Five Actions of Wu KongOct. 18th, 2015  Shanghai Grand Theatre

Wu Kong, the most famous Chinese character, is actually an ideal complex of ambivalence. On one hand, as a monkey born from a rock, it is one-of-a-kind creature doesn’t belong to human being, holy or evil spirits, but meanwhile bears characteristics of these three categories of spirits. On the other hand, when the monkey was given the Buddhist name “Wu Kong” (means “to realize the void senses” it was caged by its fate), which is to struggle and fight for its freedom all its life, by accomplishing the tests preset by Buddha. Wu Cheng’en (1501-82, the author of Journey To the West, one of the four Chinese novel classics) didn’t let Wu Kong to think about its own fate in the novel, leaving the space to interpret on our own. Isn’t it true that there lives a creature like Wu Kong deep in the soul of each human being? Isn’t it true that each of us is fighting for the freedom defined by oneself all one’s life? Five Actions of Wu Kongreflects on the inner complexity of ambivalence. The five actions are constructed with a Chinese theatrical approach to tension and relaxation. All means are taken to realize this oriental linear development:

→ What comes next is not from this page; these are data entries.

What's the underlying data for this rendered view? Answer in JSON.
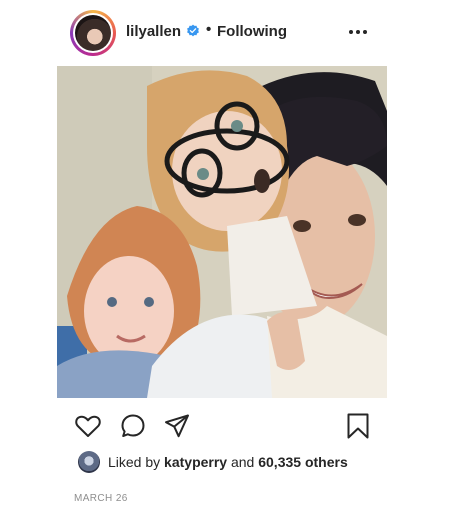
{
  "post": {
    "username": "lilyallen",
    "separator": "•",
    "follow_status": "Following",
    "liked_by_prefix": "Liked by",
    "liked_by_user": "katyperry",
    "liked_by_and": "and",
    "likes_others": "60,335 others",
    "date": "MARCH 26"
  },
  "icons": {
    "verified": "verified-badge-icon",
    "more": "more-options-icon",
    "like": "heart-icon",
    "comment": "comment-icon",
    "share": "share-icon",
    "save": "bookmark-icon"
  },
  "colors": {
    "verified_blue": "#3897f0",
    "text": "#262626",
    "muted": "#8e8e8e"
  }
}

Lento – the Purple Forest of Spirits

Presto – “There is a young lady on the road ahead!”

Andate-Monolog in the Moonlight

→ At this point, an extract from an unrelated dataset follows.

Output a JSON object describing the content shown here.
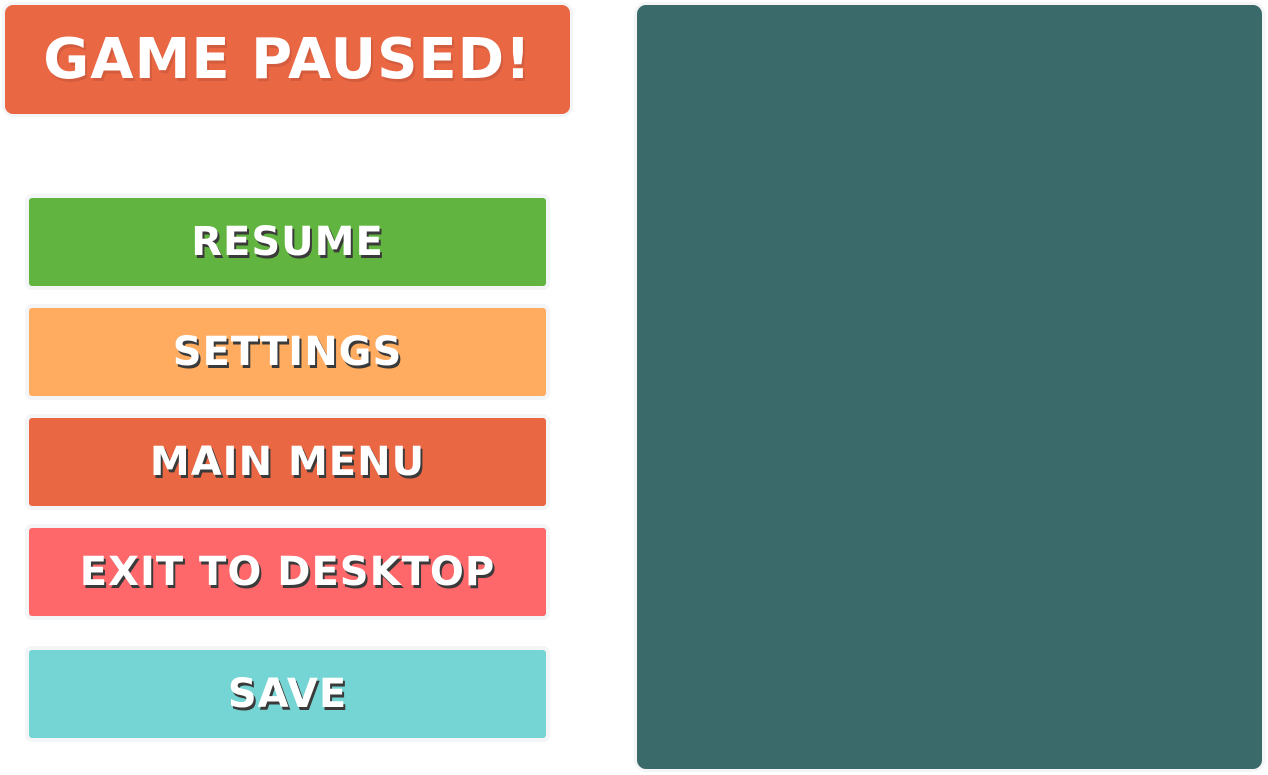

Largo – “Wear this, then you will be free”

Allegro – Eternal Battle